Courtesy of USC Digital Library Archive
In honor of LGBTQ History Month, we’re taking a deep dive look-back at the first gay publication in America—ONE magazine. Launched in Los Angeles in 1953, ONE was published by One, Inc., which grew from The Mattachine Society, the seminal gay-rights group founded by Harry Hay. Its editorial founders were Martin Block, Don Slater, and Dale Jennings, who also served as editor-in-chief. Produced on a shoestring and sold for 25 cents, ONE began to change the course of history with an unapologetic exploration of homosexuality and the largely unexamined societal taboo against it.
This is the third in our series of ONE magazine cover stories.
Volume 3, Issue 1: The Homosexual Villain
Imagine scoring one of America’s top novelists to pen an essay for your fringe publication.
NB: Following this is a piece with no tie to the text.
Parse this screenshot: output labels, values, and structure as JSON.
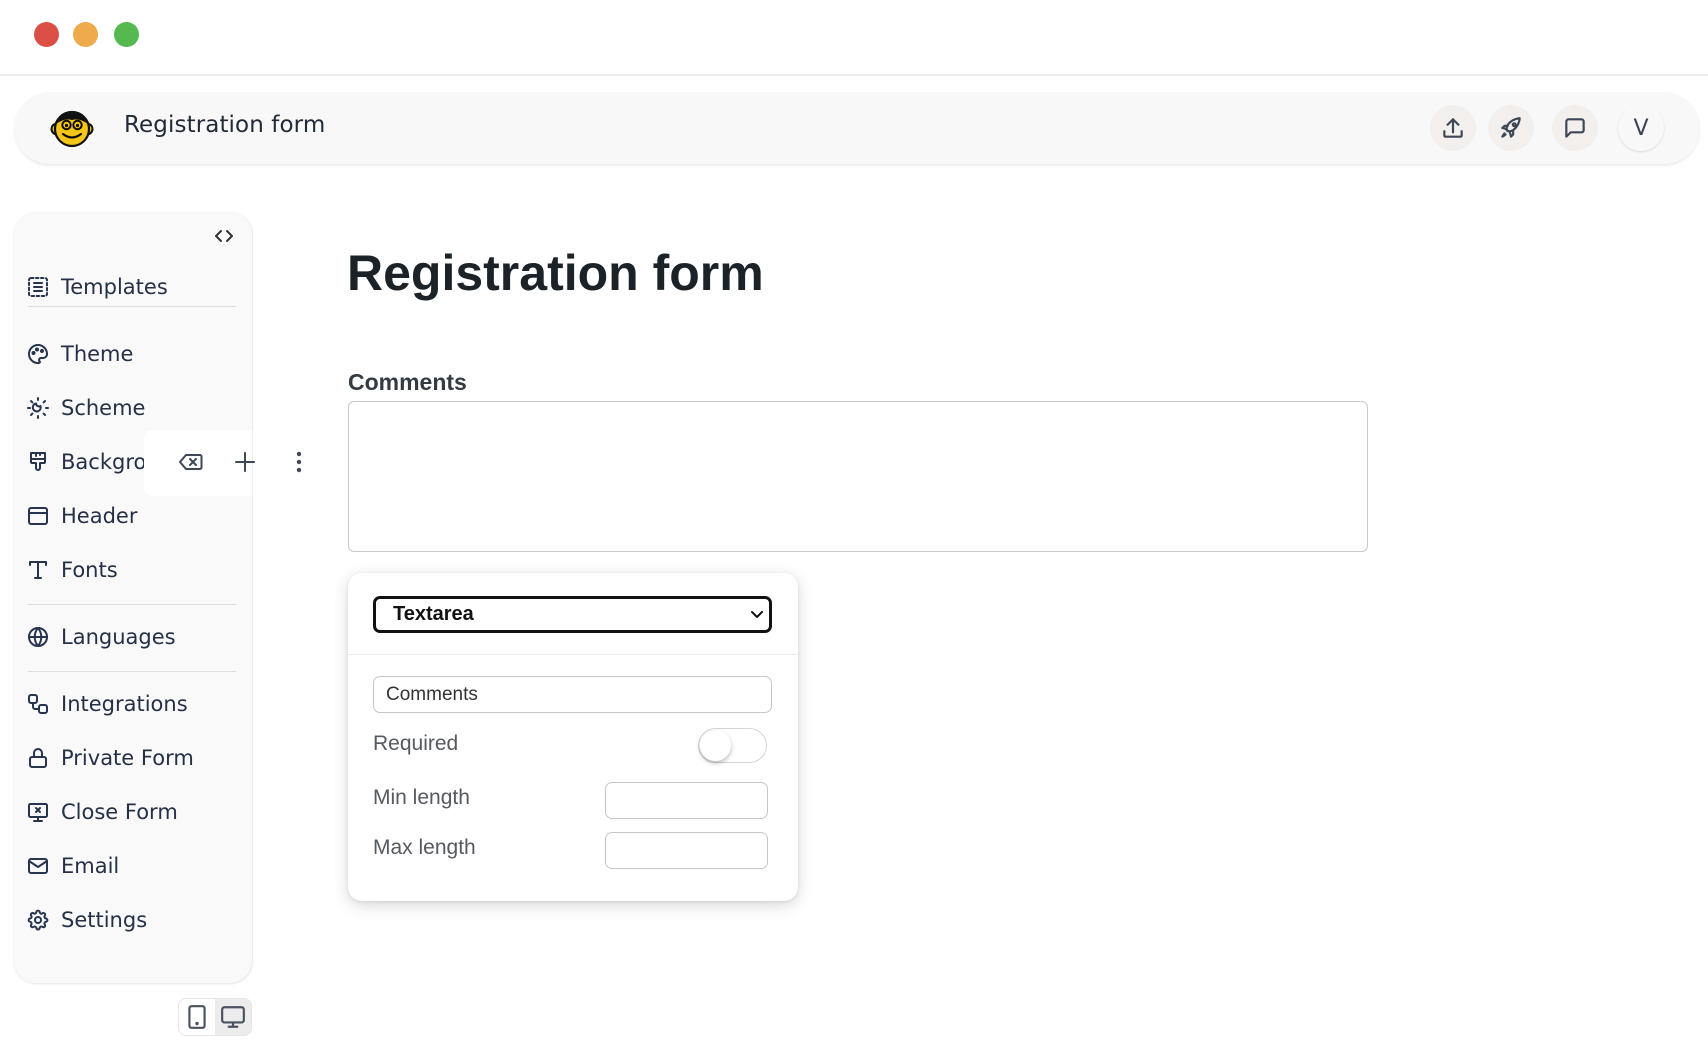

That’s exactly what happened when Norman Mailer wrote this cover story in 1955:
Those readers of ONE who are familiar with my work may be somewhat surprised to find me writing for this magazine. After all, I have been as guilty as any contemporary novelist in attributing unpleasant, ridiculous, or sinister connotations to the homosexual (or more accurately, bisexual) characters in my novels.
Mailer admits that, for most of his life, he knew homosexuals only in passing, and tended to quickly disregard them. His first two novels, The Naked and the Dead, and Barbary Shore, both featured queer antagonists. Then, he and his wife became friends with their neighbor, a gay painter, and his eyes began to open.
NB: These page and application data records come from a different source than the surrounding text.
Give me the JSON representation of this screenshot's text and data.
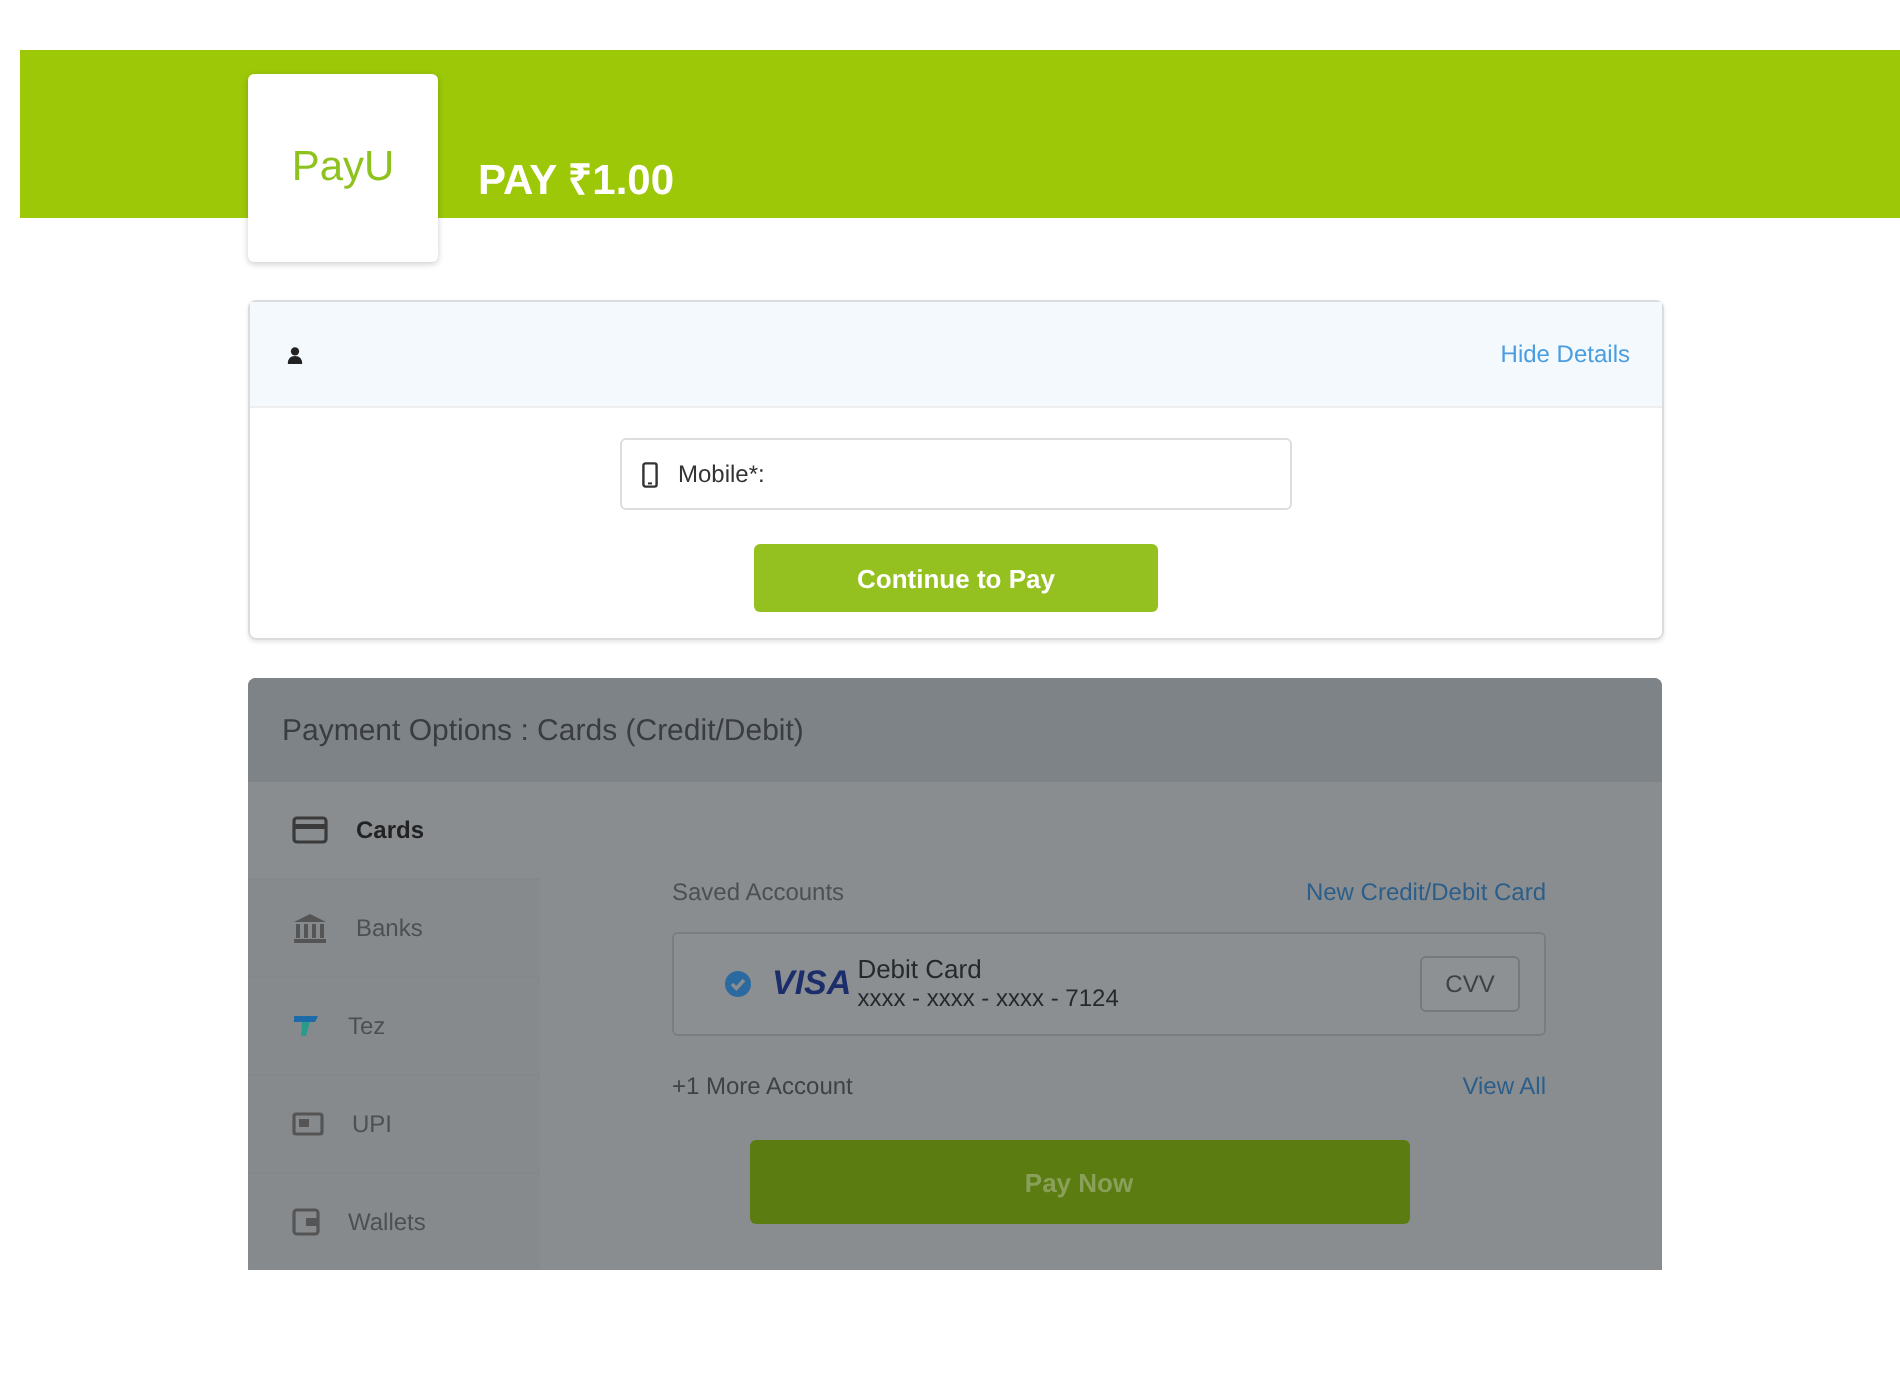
{
  "header": {
    "logo": "PayU",
    "title": "PAY ₹1.00"
  },
  "details": {
    "hide_link": "Hide Details",
    "mobile_field": {
      "placeholder": "Mobile*:"
    },
    "continue_button": "Continue to Pay"
  },
  "payment": {
    "title": "Payment Options : Cards (Credit/Debit)",
    "methods": [
      {
        "kind": "card",
        "label": "Cards",
        "selected": true
      },
      {
        "kind": "bank",
        "label": "Banks",
        "selected": false
      },
      {
        "kind": "tez",
        "label": "Tez",
        "selected": false
      },
      {
        "kind": "upi",
        "label": "UPI",
        "selected": false
      },
      {
        "kind": "wallet",
        "label": "Wallets",
        "selected": false
      }
    ],
    "saved_heading": "Saved Accounts",
    "new_card_link": "New Credit/Debit Card",
    "account": {
      "selected": true,
      "brand": "VISA",
      "type": "Debit Card",
      "number": "xxxx - xxxx - xxxx - 7124",
      "cvv_placeholder": "CVV"
    },
    "more_accounts": "+1 More Account",
    "view_all_link": "View All",
    "pay_button": "Pay Now"
  }
}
Shortly after, he received a free copy of ONE, which prompted him to borrow his neighbor’s copy of Donald Webster Cory’s The Homosexual in America.
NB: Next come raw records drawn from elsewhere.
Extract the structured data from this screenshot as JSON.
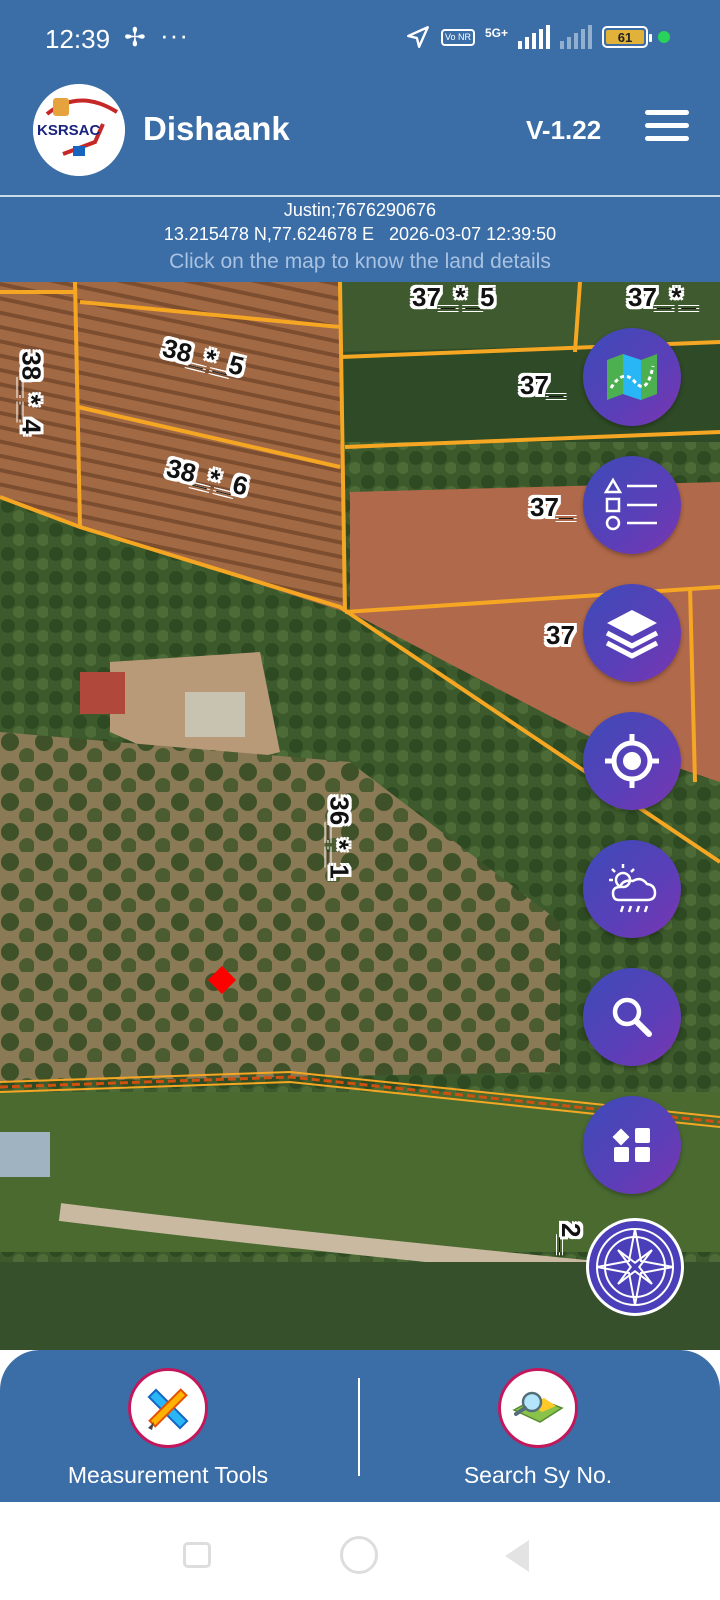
{
  "status_bar": {
    "time": "12:39",
    "network_5g": "5G+",
    "volte": "Vo NR",
    "battery": "61",
    "colors": {
      "battery": "#e0b23a",
      "active_dot": "#29d35a"
    },
    "icons": [
      "fan-icon",
      "more-dots-icon",
      "location-arrow-icon",
      "signal-icon",
      "battery-icon"
    ]
  },
  "header": {
    "logo_text": "KSRSAC",
    "title": "Dishaank",
    "version": "V-1.22",
    "bg_color": "#3b6da6"
  },
  "info": {
    "user": "Justin;7676290676",
    "coordinates": "13.215478 N,77.624678 E",
    "datetime": "2026-03-07 12:39:50",
    "hint": "Click on the map to know the land details"
  },
  "map": {
    "plots": {
      "p1": "37_*_5",
      "p2": "37_*_",
      "p3": "38_*_5",
      "p4": "38_*_4",
      "p5": "37_",
      "p6": "38_*_6",
      "p7": "37_",
      "p8": "37",
      "p9": "36_*_1",
      "p10": "2_"
    },
    "boundary_color": "#f5a623",
    "marker_color": "#ff0000"
  },
  "fabs": [
    {
      "name": "map-layer-button",
      "icon": "map-icon"
    },
    {
      "name": "legend-button",
      "icon": "legend-list-icon"
    },
    {
      "name": "layers-button",
      "icon": "layers-icon"
    },
    {
      "name": "locate-button",
      "icon": "crosshair-icon"
    },
    {
      "name": "weather-button",
      "icon": "weather-icon"
    },
    {
      "name": "search-button",
      "icon": "search-icon"
    },
    {
      "name": "apps-button",
      "icon": "grid-icon"
    },
    {
      "name": "compass-button",
      "icon": "compass-icon"
    }
  ],
  "bottom": {
    "measurement_label": "Measurement Tools",
    "search_label": "Search Sy No."
  }
}
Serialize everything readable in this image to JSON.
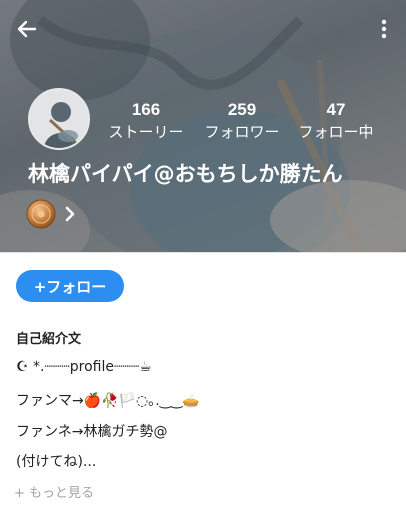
{
  "header": {
    "back_icon": "arrow-left-icon",
    "more_icon": "more-vertical-icon",
    "stats": [
      {
        "count": "166",
        "label": "ストーリー"
      },
      {
        "count": "259",
        "label": "フォロワー"
      },
      {
        "count": "47",
        "label": "フォロー中"
      }
    ],
    "username": "林檎パイパイ@おもちしか勝たん",
    "badge_icon": "bronze-medal-icon",
    "badge_chevron_icon": "chevron-right-icon"
  },
  "profile": {
    "follow_label": "+フォロー",
    "bio_title": "自己紹介文",
    "bio_lines": [
      "☪︎ *.┈┈┈profile┈┈┈☕",
      "ファンマ→🍎🥀🏳️◌｡.‿‿🥧",
      "ファンネ→林檎ガチ勢@",
      "(付けてね)..."
    ],
    "see_more": "+ もっと見る"
  },
  "colors": {
    "accent": "#2b8ef0",
    "header_overlay": "#6e767c",
    "muted_text": "#a3a3a3"
  }
}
I can think of few books which cut so radically at my prejudices and altered my ideas so profoundly…. With this came the realization that I had been closing myself off from understanding a very large part of life. … For the first time I came to understand homosexual persecution to be a political act and a reactionary act, and I was properly ashamed of myself.
Mailer goes on to describe how he suddenly wished to rewrite a “ludicrous” homosexual character in the novel he was then finishing, The Deer Park. But since the novel was almost done, he found it impossible to redraw the character from scratch, so instead, he tried adding a more human dimension to him.
The difficulty of finding a character who can serve as one’s protagonist is matched only by the difficult in finding one’s villain, and so long as I was able to preserve my prejudices, my literary villains were at hand. Now, the problem will be more difficult, but I suspect it may be rewarding too, for deep down I was never very happy nor proud of myself at whipping homosexual straw-boys.
Pretty impressive. Mailer may have never gotten around to similarly deepening his female characters, but hey, nobody’s perfect.
Thanks to One Archives for making this series possible. ONE Archives Foundation provides access to original source material at the ONE National Gay & Lesbian Archives at the University of Southern California Libraries—the largest such collection in the world.